* TASK REQUIREMENTS
An exact copy of the records below is required, and it must contain no pictures.

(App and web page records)
----

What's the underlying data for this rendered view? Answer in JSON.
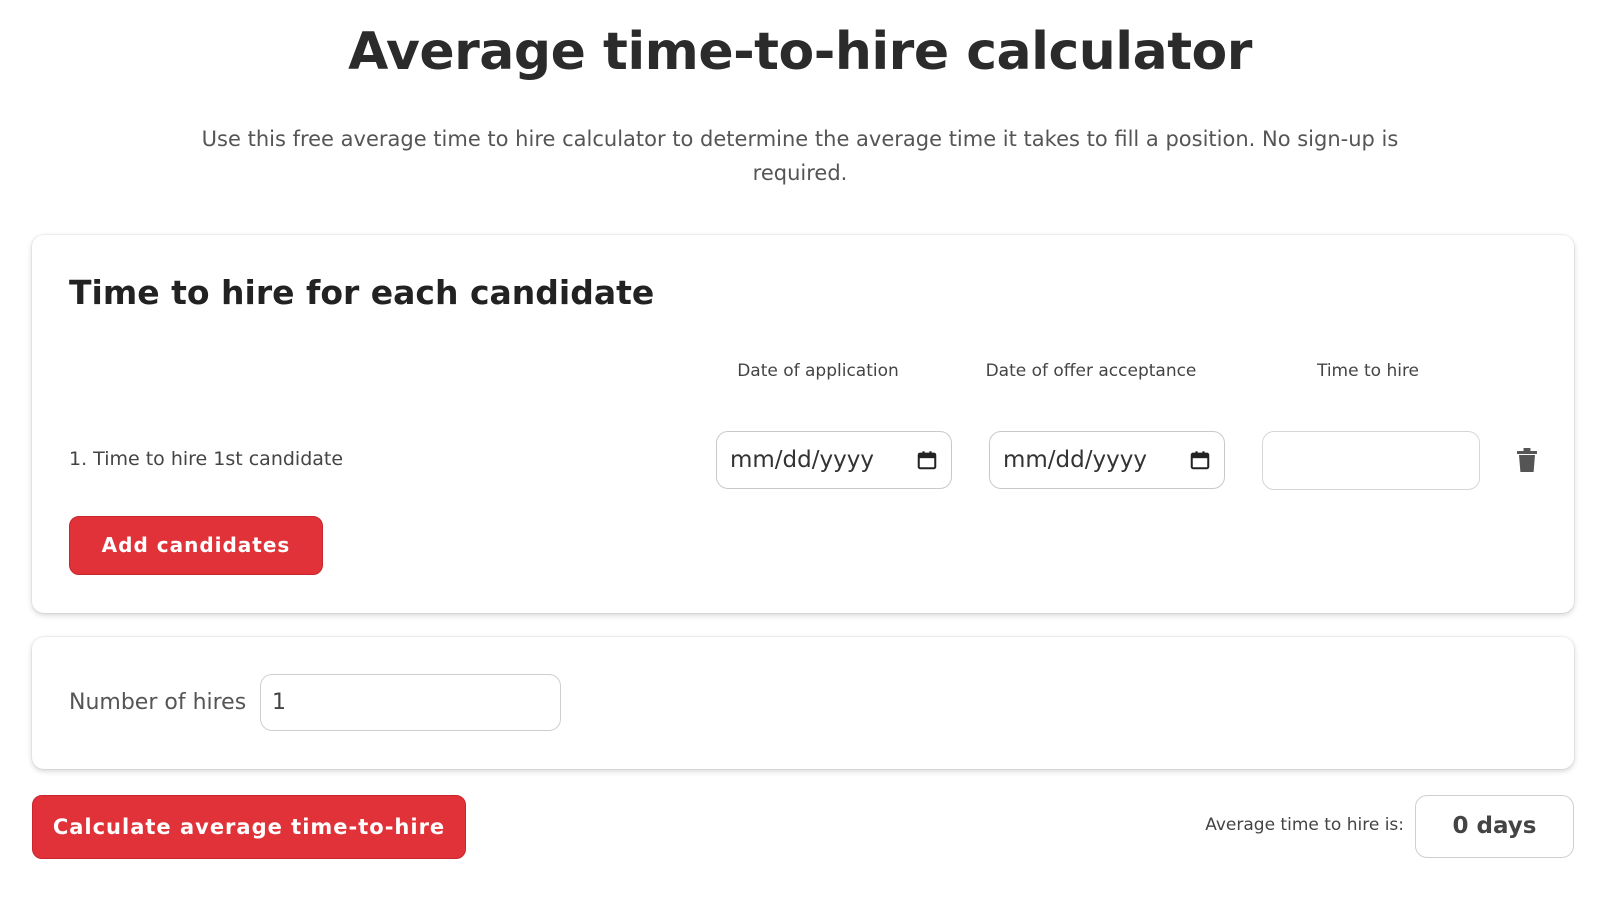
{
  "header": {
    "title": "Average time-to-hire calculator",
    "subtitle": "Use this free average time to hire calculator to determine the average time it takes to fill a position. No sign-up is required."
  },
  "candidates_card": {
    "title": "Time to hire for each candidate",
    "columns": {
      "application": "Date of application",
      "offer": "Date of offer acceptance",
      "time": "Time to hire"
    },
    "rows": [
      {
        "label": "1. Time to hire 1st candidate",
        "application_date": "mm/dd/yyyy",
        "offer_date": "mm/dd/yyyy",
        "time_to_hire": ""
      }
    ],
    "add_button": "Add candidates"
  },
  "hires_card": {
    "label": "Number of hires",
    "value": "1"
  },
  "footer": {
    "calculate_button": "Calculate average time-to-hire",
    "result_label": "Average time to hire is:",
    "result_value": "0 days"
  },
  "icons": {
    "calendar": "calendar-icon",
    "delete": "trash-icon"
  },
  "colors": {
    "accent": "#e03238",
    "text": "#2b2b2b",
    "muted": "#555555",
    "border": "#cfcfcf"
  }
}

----

* RESULT BELOW
What's the underlying data for this rendered view? Answer in JSON.
{
  "header": {
    "title": "Average time-to-hire calculator",
    "subtitle": "Use this free average time to hire calculator to determine the average time it takes to fill a position. No sign-up is required."
  },
  "candidates_card": {
    "title": "Time to hire for each candidate",
    "columns": {
      "application": "Date of application",
      "offer": "Date of offer acceptance",
      "time": "Time to hire"
    },
    "rows": [
      {
        "label": "1. Time to hire 1st candidate",
        "application_date": "mm/dd/yyyy",
        "offer_date": "mm/dd/yyyy",
        "time_to_hire": ""
      }
    ],
    "add_button": "Add candidates"
  },
  "hires_card": {
    "label": "Number of hires",
    "value": "1"
  },
  "footer": {
    "calculate_button": "Calculate average time-to-hire",
    "result_label": "Average time to hire is:",
    "result_value": "0 days"
  },
  "icons": {
    "calendar": "calendar-icon",
    "delete": "trash-icon"
  },
  "colors": {
    "accent": "#e03238",
    "text": "#2b2b2b",
    "muted": "#555555",
    "border": "#cfcfcf"
  }
}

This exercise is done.